*** Materials provided
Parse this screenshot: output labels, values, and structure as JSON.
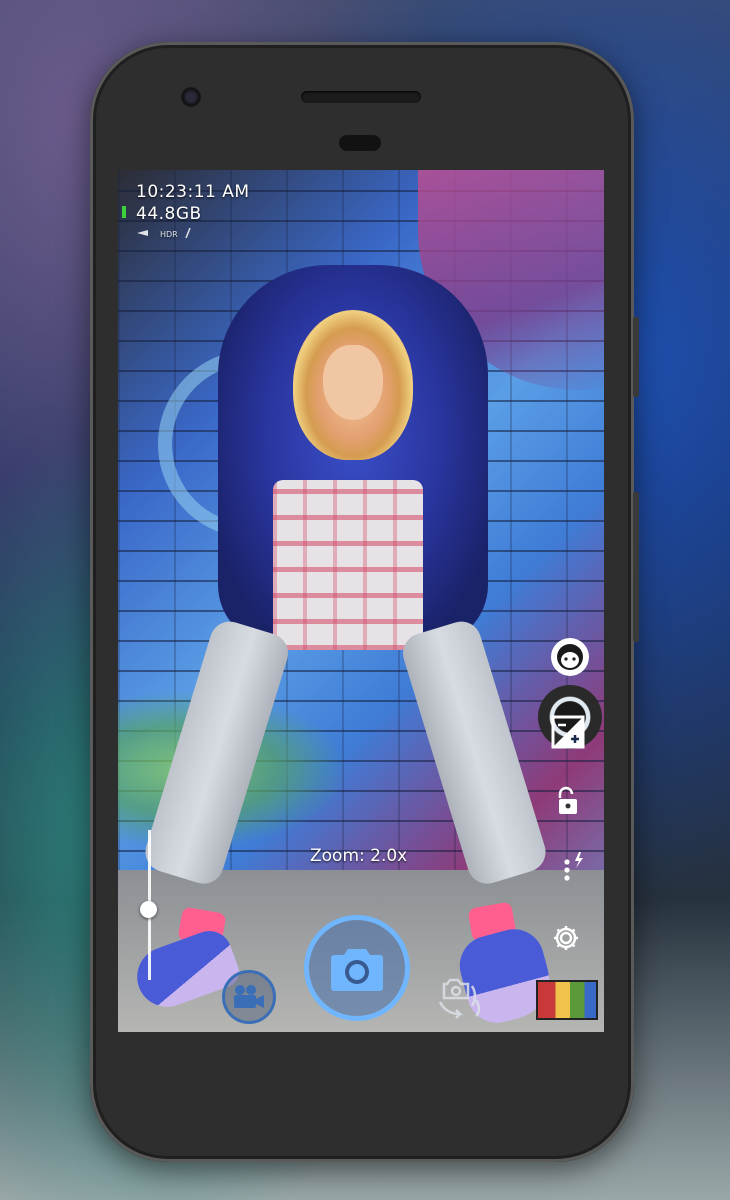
{
  "status": {
    "time": "10:23:11 AM",
    "storage": "44.8GB",
    "mini_icons": [
      "flashlight",
      "HDR",
      "exposure"
    ]
  },
  "viewfinder": {
    "zoom_label": "Zoom: 2.0x",
    "zoom_level": 2.0
  },
  "controls": {
    "right_side": [
      "face-detection-icon",
      "exposure-compensation-icon",
      "exposure-lock-icon",
      "flash-icon",
      "settings-icon"
    ],
    "bottom": [
      "video-camera-icon",
      "shutter-camera-icon",
      "switch-camera-icon",
      "gallery-thumbnail"
    ]
  },
  "colors": {
    "shutter_ring": "#6fb6ff",
    "video_ring": "#3a6fb8",
    "storage_indicator": "#3ad13a"
  }
}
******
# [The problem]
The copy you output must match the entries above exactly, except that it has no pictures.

# [Expected answer]
Parse this screenshot: output labels, values, and structure as JSON.
{
  "status": {
    "time": "10:23:11 AM",
    "storage": "44.8GB",
    "mini_icons": [
      "flashlight",
      "HDR",
      "exposure"
    ]
  },
  "viewfinder": {
    "zoom_label": "Zoom: 2.0x",
    "zoom_level": 2.0
  },
  "controls": {
    "right_side": [
      "face-detection-icon",
      "exposure-compensation-icon",
      "exposure-lock-icon",
      "flash-icon",
      "settings-icon"
    ],
    "bottom": [
      "video-camera-icon",
      "shutter-camera-icon",
      "switch-camera-icon",
      "gallery-thumbnail"
    ]
  },
  "colors": {
    "shutter_ring": "#6fb6ff",
    "video_ring": "#3a6fb8",
    "storage_indicator": "#3ad13a"
  }
}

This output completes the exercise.